“I told them at the beginning of the year I feel we can beat anybody we play at anytime, anywhere,” seventh-year coach Tim Miles said. “That’s not always the case. Sometimes you’re like, ‘We need an act of God to get a win.’ Maybe you do, but usually you don’t. With these guys, I just feel like they’ve got a lot of versatility and we can do enough things.”
Nebraska is built to break through in the postseason and rid itself of the dubious distinction of being the only team from a Power Five conference to never win an NCAA Tournament game.

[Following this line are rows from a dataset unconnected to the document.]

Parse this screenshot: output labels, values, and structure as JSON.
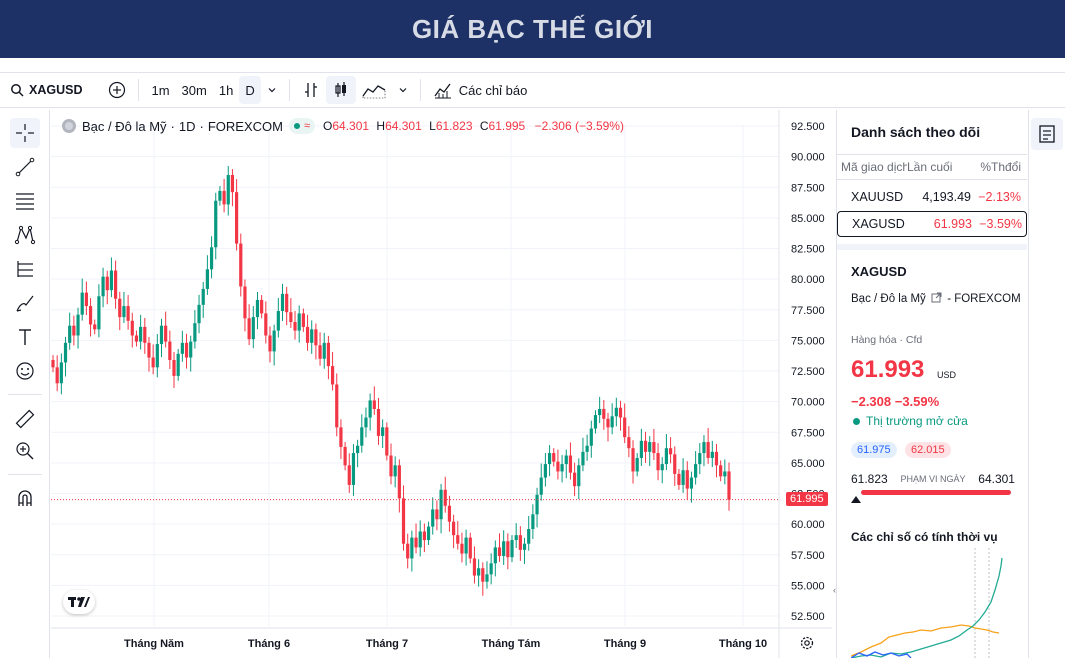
{
  "page": {
    "title": "GIÁ BẠC THẾ GIỚI"
  },
  "toolbar": {
    "symbol": "XAGUSD",
    "intervals": [
      "1m",
      "30m",
      "1h",
      "D"
    ],
    "indicators_label": "Các chỉ báo"
  },
  "legend": {
    "name": "Bạc / Đô la Mỹ",
    "interval": "1D",
    "exchange": "FOREXCOM",
    "o_label": "O",
    "o": "64.301",
    "h_label": "H",
    "h": "64.301",
    "l_label": "L",
    "l": "61.823",
    "c_label": "C",
    "c": "61.995",
    "change": "−2.306 (−3.59%)"
  },
  "last_price_tag": "61.995",
  "chart_data": {
    "type": "candlestick",
    "y_ticks": [
      "92.500",
      "90.000",
      "87.500",
      "85.000",
      "82.500",
      "80.000",
      "77.500",
      "75.000",
      "72.500",
      "70.000",
      "67.500",
      "65.000",
      "62.500",
      "60.000",
      "57.500",
      "55.000",
      "52.500"
    ],
    "ylim": [
      52.5,
      92.5
    ],
    "x_ticks": [
      "Tháng Năm",
      "Tháng 6",
      "Tháng 7",
      "Tháng Tám",
      "Tháng 9",
      "Tháng 10"
    ],
    "closes": [
      72.8,
      71.5,
      73.2,
      74.8,
      76.2,
      75.4,
      77.1,
      78.9,
      77.8,
      76.3,
      75.9,
      78.6,
      80.2,
      79.1,
      80.7,
      78.4,
      76.9,
      77.8,
      76.6,
      75.4,
      74.9,
      76.1,
      74.8,
      73.6,
      72.8,
      74.7,
      76.2,
      74.9,
      73.4,
      72.1,
      73.9,
      74.8,
      73.6,
      74.9,
      76.4,
      77.9,
      79.2,
      80.8,
      82.6,
      86.4,
      87.2,
      86.1,
      88.5,
      87.1,
      82.9,
      79.4,
      76.8,
      75.1,
      76.9,
      78.3,
      77.2,
      75.4,
      74.1,
      75.8,
      77.4,
      78.8,
      77.3,
      76.5,
      75.8,
      77.2,
      76.1,
      74.8,
      75.9,
      74.6,
      73.5,
      74.8,
      72.9,
      71.4,
      67.9,
      66.3,
      64.8,
      63.2,
      65.8,
      66.4,
      67.9,
      68.7,
      70.1,
      69.4,
      67.2,
      67.9,
      65.6,
      63.9,
      64.8,
      62.1,
      58.4,
      57.2,
      58.9,
      58.1,
      59.4,
      58.7,
      59.8,
      61.2,
      60.4,
      62.8,
      61.5,
      60.2,
      59.1,
      58.4,
      57.6,
      58.9,
      57.2,
      55.8,
      56.4,
      55.3,
      55.9,
      56.8,
      58.1,
      57.4,
      58.6,
      57.3,
      58.7,
      59.1,
      57.9,
      58.4,
      59.6,
      60.8,
      62.4,
      63.8,
      64.9,
      65.8,
      65.1,
      64.3,
      64.9,
      65.6,
      64.2,
      63.1,
      64.8,
      65.9,
      66.4,
      67.8,
      68.9,
      69.4,
      68.6,
      67.9,
      68.8,
      69.5,
      68.7,
      67.1,
      66.2,
      64.3,
      65.4,
      66.8,
      65.9,
      66.7,
      65.8,
      64.4,
      64.9,
      66.2,
      65.7,
      64.1,
      63.2,
      64.4,
      62.9,
      63.8,
      64.9,
      65.8,
      66.7,
      65.4,
      65.9,
      64.8,
      63.9,
      64.3,
      61.995
    ]
  },
  "watchlist": {
    "title": "Danh sách theo dõi",
    "headers": [
      "Mã giao dịch",
      "Lần cuối",
      "%Thđổi"
    ],
    "rows": [
      {
        "symbol": "XAUUSD",
        "last": "4,193.49",
        "chg": "−2.13%"
      },
      {
        "symbol": "XAGUSD",
        "last": "61.993",
        "chg": "−3.59%"
      }
    ]
  },
  "detail": {
    "symbol": "XAGUSD",
    "name": "Bạc / Đô la Mỹ",
    "exchange": "- FOREXCOM",
    "category": "Hàng hóa · Cfd",
    "price": "61.993",
    "currency": "USD",
    "change": "−2.308  −3.59%",
    "market_status": "Thị trường mở cửa",
    "bid": "61.975",
    "ask": "62.015",
    "day_low": "61.823",
    "day_range_label": "PHẠM VI NGÀY",
    "day_high": "64.301",
    "seasonals_title": "Các chỉ số có tính thời vụ"
  },
  "colors": {
    "up": "#089981",
    "down": "#f23645",
    "banner": "#1e3166"
  }
}
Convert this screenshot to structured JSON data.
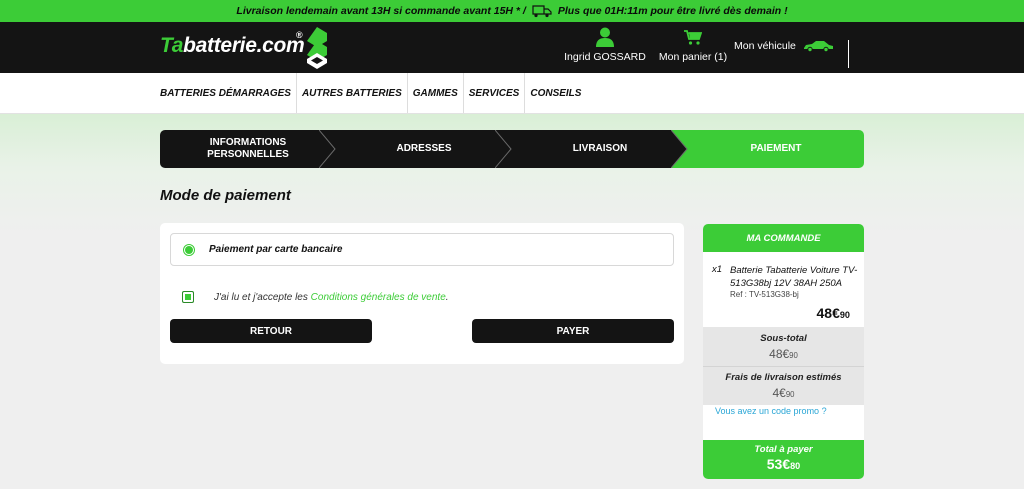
{
  "topbar": {
    "text_before": "Livraison lendemain avant 13H si commande avant 15H * /",
    "text_after": "Plus que 01H:11m pour être livré dès demain !"
  },
  "header": {
    "logo_ta": "Ta",
    "logo_rest": "batterie.com",
    "logo_reg": "®",
    "user_name": "Ingrid GOSSARD",
    "cart_label": "Mon panier (1)",
    "vehicle_label": "Mon véhicule"
  },
  "nav": {
    "items": [
      "BATTERIES DÉMARRAGES",
      "AUTRES BATTERIES",
      "GAMMES",
      "SERVICES",
      "CONSEILS"
    ]
  },
  "steps": [
    {
      "label": "INFORMATIONS PERSONNELLES"
    },
    {
      "label": "ADRESSES"
    },
    {
      "label": "LIVRAISON"
    },
    {
      "label": "PAIEMENT"
    }
  ],
  "page_title": "Mode de paiement",
  "payment": {
    "option_label": "Paiement par carte bancaire",
    "terms_text": "J'ai lu et j'accepte les",
    "terms_link": "Conditions générales de vente",
    "terms_end": ".",
    "back_label": "RETOUR",
    "pay_label": "PAYER"
  },
  "order": {
    "title": "MA COMMANDE",
    "qty": "x1",
    "product_name": "Batterie Tabatterie Voiture TV-513G38bj 12V 38AH 250A",
    "ref": "Ref : TV-513G38-bj",
    "price_int": "48€",
    "price_cents": "90",
    "subtotal_label": "Sous-total",
    "subtotal_int": "48€",
    "subtotal_cents": "90",
    "shipping_label": "Frais de livraison estimés",
    "shipping_int": "4€",
    "shipping_cents": "90",
    "promo_label": "Vous avez un code promo ?",
    "total_label": "Total à payer",
    "total_int": "53€",
    "total_cents": "80"
  },
  "colors": {
    "brand_green": "#3ccc37",
    "dark": "#141414",
    "link_blue": "#2aa6d6"
  }
}
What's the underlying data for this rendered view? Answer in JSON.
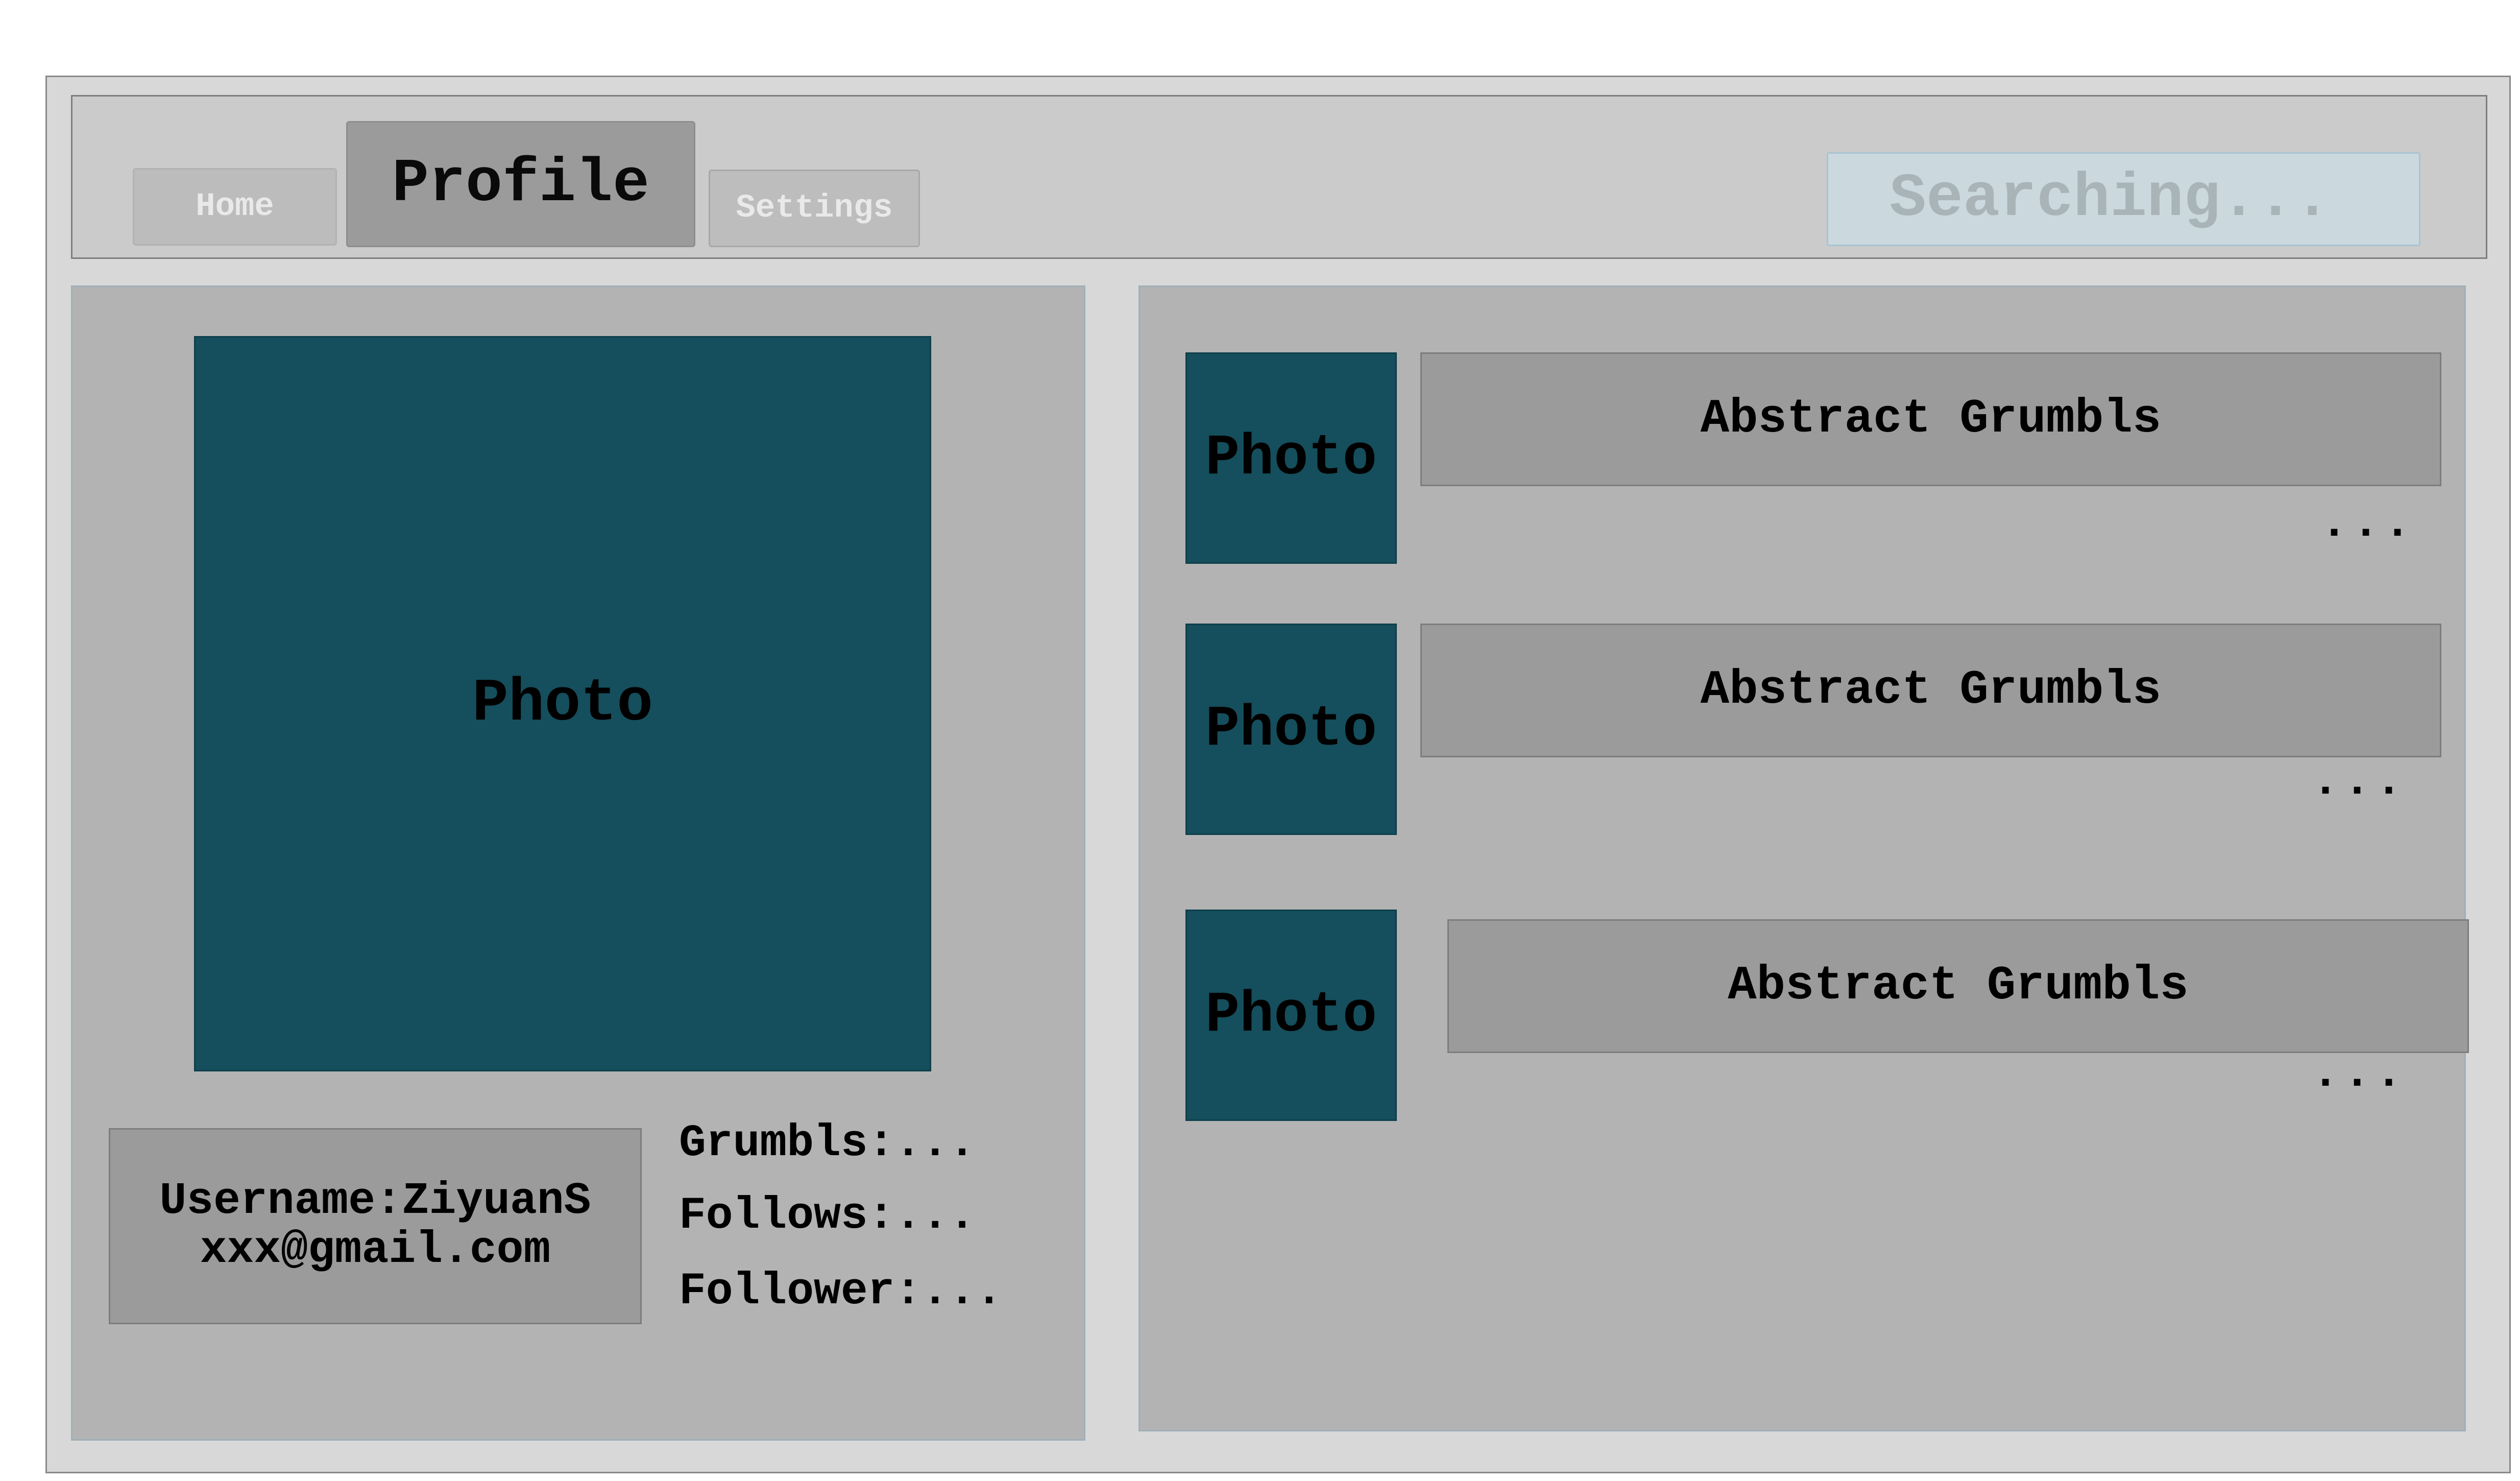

The Huskers are the most experienced team in the Big Ten, starting three seniors, a junior and a sophomore. They also rank among the most efficient teams in the nation on both ends of the court, according to kenpom.com.
The team is off this week to take final exams and will resume play Sunday against former Big 12 mate Oklahoma State (4-5) in Sioux Falls, South Dakota.
The Huskers own a solid home win over Seton Hall of the Big East and a quality road win over 2018 NCAA regional semifinalist Clemson in the ACC/Big Ten Challenge.
Nebraska is coming off its best performance in a 94-75 win over Creighton last Saturday in Lincoln. James Palmer, who scored a season-high 30 points, wasn’t about to go overboard celebrating the end of the Huskers’ seven-game losing streak against their in-state rival.
“We still know we’ve got to take care of business,” he said. “This one isn’t going to get us to the tournament.”
The NCAA Tournament is what it’s all about this season, and it appears as if the Huskers will go as far as Palmer takes them. The senior guard is averaging 18.7 points per game and can hurt opponents shooting from the perimeter or penetrating. When he’s good, he’s very good.
His 3-point shooting got Nebraska off to a fast start against Creighton and he finished 6 of 7 from distance. His ability to get to the basket and draw fouls shows up in his 71 free-throw attempts, among the most in the Big Ten.
But in losses to Texas Tech (70-52 at a neutral site) and Minnesota (85-78 on road), he was a combined 8 for 27 from the field, 3 for 14 on 3-pointers and shot a total of six free throws.
Senior forward Isaac Copeland is tough on the inside as a scorer, rebounder and defender and also can shoot the 3. Senior guard Glynn Watson Jr. is shooting 47.2 percent on 3s, up from 29.1 percent last season, and his 14.4-point scoring average is the best of his career. Junior forward Isaiah Roby fills up the stat sheet playing anywhere Miles needs him.
Sophomore guard Thomas Allen has been consistent as a first-year starter. He gave the Huskers a spark as they built a big lead in the first half.
“The best is yet to come for Thomas,” Palmer said. “We’ve preached to him to be more aggressive. It kicked in.”
Sophomore guard Nana Akenten has contributed on both ends and 6-foot-11 freshman Brady Heiman looks to be ahead of schedule coming off the bench.
The Huskers are 1-1 in Big Ten games and will resume conference play in January with back-to-back road games against No. 22 Iowa and a Maryland team just outside of The Associated Press Top 25.
The Huskers appeared in the ratings, at No. 24, for a week after winning seven of their first eight. Even though they soundly beat a solid Big East team in Creighton, the loss three nights earlier at Minnesota knocked them out of this week’s poll.
That shows they still have a ways to go to convince the college basketball world they’re not the same old Nebraska that has been unable to sustain success.
There might be no better motivation, and the Big Ten schedule provides opportunity.
“We march on,” Miles said.